== DIRECTIONS FOR THIS TASK ==
Send back every line of the data exactly.

Records from a collection
%%
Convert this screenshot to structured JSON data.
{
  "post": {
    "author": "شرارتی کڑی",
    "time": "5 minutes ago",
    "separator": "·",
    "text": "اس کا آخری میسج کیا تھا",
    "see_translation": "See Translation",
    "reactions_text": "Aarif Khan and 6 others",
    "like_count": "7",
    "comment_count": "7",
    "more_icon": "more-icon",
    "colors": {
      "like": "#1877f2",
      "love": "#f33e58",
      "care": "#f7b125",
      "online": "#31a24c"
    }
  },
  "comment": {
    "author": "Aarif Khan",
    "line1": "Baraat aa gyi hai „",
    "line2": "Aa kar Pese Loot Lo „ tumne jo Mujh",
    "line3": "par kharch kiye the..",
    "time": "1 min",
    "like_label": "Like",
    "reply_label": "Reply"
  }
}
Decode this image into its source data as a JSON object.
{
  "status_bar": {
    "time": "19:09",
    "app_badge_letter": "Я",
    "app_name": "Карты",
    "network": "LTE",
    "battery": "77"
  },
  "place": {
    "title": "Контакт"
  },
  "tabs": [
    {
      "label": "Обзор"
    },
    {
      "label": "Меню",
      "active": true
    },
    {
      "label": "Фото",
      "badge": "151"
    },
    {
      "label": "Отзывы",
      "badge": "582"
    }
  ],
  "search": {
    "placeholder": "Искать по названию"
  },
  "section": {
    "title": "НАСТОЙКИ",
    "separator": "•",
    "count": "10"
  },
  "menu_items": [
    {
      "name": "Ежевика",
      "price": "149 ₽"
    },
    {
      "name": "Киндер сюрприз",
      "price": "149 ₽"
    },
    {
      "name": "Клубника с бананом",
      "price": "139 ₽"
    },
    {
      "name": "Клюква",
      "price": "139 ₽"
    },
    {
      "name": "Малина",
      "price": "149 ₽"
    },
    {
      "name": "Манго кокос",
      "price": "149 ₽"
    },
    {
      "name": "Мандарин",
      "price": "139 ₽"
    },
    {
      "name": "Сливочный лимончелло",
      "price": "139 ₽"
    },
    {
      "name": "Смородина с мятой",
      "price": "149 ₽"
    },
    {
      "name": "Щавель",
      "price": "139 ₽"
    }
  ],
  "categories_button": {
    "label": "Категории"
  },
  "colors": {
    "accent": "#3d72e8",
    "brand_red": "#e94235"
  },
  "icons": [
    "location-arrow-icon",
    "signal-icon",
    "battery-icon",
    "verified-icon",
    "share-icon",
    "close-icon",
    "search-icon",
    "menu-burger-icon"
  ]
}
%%
== FINISHED TASK ==
Convert this screenshot to structured JSON data.
{
  "post": {
    "author": "شرارتی کڑی",
    "time": "5 minutes ago",
    "separator": "·",
    "text": "اس کا آخری میسج کیا تھا",
    "see_translation": "See Translation",
    "reactions_text": "Aarif Khan and 6 others",
    "like_count": "7",
    "comment_count": "7",
    "more_icon": "more-icon",
    "colors": {
      "like": "#1877f2",
      "love": "#f33e58",
      "care": "#f7b125",
      "online": "#31a24c"
    }
  },
  "comment": {
    "author": "Aarif Khan",
    "line1": "Baraat aa gyi hai „",
    "line2": "Aa kar Pese Loot Lo „ tumne jo Mujh",
    "line3": "par kharch kiye the..",
    "time": "1 min",
    "like_label": "Like",
    "reply_label": "Reply"
  }
}
Decode this image into its source data as a JSON object.
{
  "status_bar": {
    "time": "19:09",
    "app_badge_letter": "Я",
    "app_name": "Карты",
    "network": "LTE",
    "battery": "77"
  },
  "place": {
    "title": "Контакт"
  },
  "tabs": [
    {
      "label": "Обзор"
    },
    {
      "label": "Меню",
      "active": true
    },
    {
      "label": "Фото",
      "badge": "151"
    },
    {
      "label": "Отзывы",
      "badge": "582"
    }
  ],
  "search": {
    "placeholder": "Искать по названию"
  },
  "section": {
    "title": "НАСТОЙКИ",
    "separator": "•",
    "count": "10"
  },
  "menu_items": [
    {
      "name": "Ежевика",
      "price": "149 ₽"
    },
    {
      "name": "Киндер сюрприз",
      "price": "149 ₽"
    },
    {
      "name": "Клубника с бананом",
      "price": "139 ₽"
    },
    {
      "name": "Клюква",
      "price": "139 ₽"
    },
    {
      "name": "Малина",
      "price": "149 ₽"
    },
    {
      "name": "Манго кокос",
      "price": "149 ₽"
    },
    {
      "name": "Мандарин",
      "price": "139 ₽"
    },
    {
      "name": "Сливочный лимончелло",
      "price": "139 ₽"
    },
    {
      "name": "Смородина с мятой",
      "price": "149 ₽"
    },
    {
      "name": "Щавель",
      "price": "139 ₽"
    }
  ],
  "categories_button": {
    "label": "Категории"
  },
  "colors": {
    "accent": "#3d72e8",
    "brand_red": "#e94235"
  },
  "icons": [
    "location-arrow-icon",
    "signal-icon",
    "battery-icon",
    "verified-icon",
    "share-icon",
    "close-icon",
    "search-icon",
    "menu-burger-icon"
  ]
}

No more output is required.